## Entries from a dataset of interfaces
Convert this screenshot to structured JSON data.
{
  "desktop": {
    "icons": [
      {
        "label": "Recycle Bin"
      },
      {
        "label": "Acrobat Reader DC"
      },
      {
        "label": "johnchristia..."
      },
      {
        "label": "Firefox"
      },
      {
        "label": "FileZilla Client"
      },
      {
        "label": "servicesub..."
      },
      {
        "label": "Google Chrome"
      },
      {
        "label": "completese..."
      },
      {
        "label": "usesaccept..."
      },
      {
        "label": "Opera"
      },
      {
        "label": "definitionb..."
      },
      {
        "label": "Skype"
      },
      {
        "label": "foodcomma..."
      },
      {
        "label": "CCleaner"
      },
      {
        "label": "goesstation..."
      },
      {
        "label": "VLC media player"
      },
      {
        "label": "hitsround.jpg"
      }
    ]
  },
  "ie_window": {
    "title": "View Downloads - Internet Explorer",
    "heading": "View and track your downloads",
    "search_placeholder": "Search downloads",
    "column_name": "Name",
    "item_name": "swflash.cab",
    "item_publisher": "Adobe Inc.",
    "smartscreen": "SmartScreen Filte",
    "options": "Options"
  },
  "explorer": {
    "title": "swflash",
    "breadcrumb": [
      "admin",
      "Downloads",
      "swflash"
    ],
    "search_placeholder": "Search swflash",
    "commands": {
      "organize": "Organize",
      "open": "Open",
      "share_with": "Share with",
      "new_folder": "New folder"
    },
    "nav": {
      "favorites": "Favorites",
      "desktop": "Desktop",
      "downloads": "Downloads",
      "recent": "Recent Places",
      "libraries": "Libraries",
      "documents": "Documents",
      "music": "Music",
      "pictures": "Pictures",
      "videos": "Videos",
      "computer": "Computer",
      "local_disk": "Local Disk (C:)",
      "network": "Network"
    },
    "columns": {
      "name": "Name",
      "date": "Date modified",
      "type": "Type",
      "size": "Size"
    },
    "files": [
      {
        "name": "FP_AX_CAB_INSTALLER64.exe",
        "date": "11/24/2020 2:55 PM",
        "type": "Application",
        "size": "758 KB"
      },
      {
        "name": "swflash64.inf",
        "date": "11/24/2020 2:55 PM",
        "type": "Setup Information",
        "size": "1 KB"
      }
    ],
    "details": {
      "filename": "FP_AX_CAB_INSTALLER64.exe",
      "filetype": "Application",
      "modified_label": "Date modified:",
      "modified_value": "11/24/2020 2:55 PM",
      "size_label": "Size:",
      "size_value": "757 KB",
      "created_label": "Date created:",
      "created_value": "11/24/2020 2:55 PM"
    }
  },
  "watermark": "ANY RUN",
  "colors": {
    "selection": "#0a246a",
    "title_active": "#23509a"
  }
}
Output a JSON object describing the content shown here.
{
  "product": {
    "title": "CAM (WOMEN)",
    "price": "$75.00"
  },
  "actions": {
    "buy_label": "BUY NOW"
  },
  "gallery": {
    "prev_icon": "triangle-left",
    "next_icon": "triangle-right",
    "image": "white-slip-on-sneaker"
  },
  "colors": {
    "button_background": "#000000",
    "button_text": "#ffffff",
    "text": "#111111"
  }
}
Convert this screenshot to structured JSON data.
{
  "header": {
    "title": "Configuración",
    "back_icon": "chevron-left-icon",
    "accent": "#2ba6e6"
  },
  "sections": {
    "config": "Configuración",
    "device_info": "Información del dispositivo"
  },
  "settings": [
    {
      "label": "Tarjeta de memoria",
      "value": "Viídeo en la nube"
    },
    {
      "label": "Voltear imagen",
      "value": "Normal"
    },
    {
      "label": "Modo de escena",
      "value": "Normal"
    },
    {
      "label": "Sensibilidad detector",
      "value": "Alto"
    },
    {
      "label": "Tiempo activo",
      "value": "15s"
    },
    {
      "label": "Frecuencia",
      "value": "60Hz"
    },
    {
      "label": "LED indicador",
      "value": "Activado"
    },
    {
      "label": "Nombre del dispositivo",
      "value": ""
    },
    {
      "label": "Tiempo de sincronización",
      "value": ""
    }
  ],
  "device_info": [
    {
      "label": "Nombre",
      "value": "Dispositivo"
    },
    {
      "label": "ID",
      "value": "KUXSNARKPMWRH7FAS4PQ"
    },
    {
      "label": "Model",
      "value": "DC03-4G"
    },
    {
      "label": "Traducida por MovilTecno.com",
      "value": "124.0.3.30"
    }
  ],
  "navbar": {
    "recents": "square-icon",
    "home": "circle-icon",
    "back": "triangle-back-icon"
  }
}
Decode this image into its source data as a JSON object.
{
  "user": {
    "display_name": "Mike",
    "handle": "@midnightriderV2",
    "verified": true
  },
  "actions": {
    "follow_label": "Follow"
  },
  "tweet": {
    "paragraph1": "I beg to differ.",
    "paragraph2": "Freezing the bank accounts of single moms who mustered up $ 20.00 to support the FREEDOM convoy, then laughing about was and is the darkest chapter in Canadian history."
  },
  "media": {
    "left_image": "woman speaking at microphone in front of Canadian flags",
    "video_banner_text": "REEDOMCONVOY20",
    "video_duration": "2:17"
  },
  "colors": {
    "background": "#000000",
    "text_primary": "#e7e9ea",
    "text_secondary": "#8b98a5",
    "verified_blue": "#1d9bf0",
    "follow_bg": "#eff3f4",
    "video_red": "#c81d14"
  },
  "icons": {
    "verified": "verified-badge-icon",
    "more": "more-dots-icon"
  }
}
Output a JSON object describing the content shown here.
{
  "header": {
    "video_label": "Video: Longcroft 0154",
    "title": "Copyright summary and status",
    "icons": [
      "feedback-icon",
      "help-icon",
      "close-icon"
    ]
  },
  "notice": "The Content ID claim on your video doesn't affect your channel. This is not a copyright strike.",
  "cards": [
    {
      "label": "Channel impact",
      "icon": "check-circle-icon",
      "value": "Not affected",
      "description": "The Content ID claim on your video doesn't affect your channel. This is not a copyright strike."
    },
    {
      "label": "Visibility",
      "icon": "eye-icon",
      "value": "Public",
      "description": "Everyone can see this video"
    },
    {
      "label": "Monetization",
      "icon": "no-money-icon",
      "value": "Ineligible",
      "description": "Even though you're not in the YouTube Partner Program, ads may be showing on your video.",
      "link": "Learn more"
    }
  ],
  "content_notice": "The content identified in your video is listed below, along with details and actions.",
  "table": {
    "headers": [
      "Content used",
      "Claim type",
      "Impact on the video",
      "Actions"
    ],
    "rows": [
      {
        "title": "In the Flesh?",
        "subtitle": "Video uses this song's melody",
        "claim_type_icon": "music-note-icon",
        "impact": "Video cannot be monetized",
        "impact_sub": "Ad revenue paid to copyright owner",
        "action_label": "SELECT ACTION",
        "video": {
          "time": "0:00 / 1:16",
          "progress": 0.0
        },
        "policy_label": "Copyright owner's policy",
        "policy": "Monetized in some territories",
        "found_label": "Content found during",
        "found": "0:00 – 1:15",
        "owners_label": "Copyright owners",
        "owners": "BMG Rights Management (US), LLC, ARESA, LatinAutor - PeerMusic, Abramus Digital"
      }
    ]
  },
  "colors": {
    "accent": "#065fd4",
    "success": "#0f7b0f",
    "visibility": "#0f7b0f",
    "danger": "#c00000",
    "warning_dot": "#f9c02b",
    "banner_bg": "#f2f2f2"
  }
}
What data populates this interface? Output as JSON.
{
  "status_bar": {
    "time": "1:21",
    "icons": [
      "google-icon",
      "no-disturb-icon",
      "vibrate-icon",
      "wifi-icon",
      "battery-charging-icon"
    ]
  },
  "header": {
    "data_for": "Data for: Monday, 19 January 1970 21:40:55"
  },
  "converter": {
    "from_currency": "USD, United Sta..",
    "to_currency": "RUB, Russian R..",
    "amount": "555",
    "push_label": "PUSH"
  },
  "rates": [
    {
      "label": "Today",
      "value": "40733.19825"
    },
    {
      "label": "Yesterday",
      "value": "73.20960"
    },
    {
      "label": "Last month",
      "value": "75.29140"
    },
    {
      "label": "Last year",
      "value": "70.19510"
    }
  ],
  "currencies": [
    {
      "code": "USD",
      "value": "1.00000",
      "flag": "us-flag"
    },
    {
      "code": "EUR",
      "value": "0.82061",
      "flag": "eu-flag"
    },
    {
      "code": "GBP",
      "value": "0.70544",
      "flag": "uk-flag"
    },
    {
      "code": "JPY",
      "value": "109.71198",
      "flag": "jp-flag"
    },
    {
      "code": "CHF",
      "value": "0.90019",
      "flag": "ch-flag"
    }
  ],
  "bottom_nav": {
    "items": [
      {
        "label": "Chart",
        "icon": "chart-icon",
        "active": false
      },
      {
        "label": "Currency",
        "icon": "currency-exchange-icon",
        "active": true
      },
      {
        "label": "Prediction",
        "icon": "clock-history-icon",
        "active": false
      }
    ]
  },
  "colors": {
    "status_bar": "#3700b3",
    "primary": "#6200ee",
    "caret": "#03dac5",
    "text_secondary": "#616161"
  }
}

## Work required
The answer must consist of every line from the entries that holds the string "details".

## Task output
    "details": {
  "content_notice": "The content identified in your video is listed below, along with details and actions.",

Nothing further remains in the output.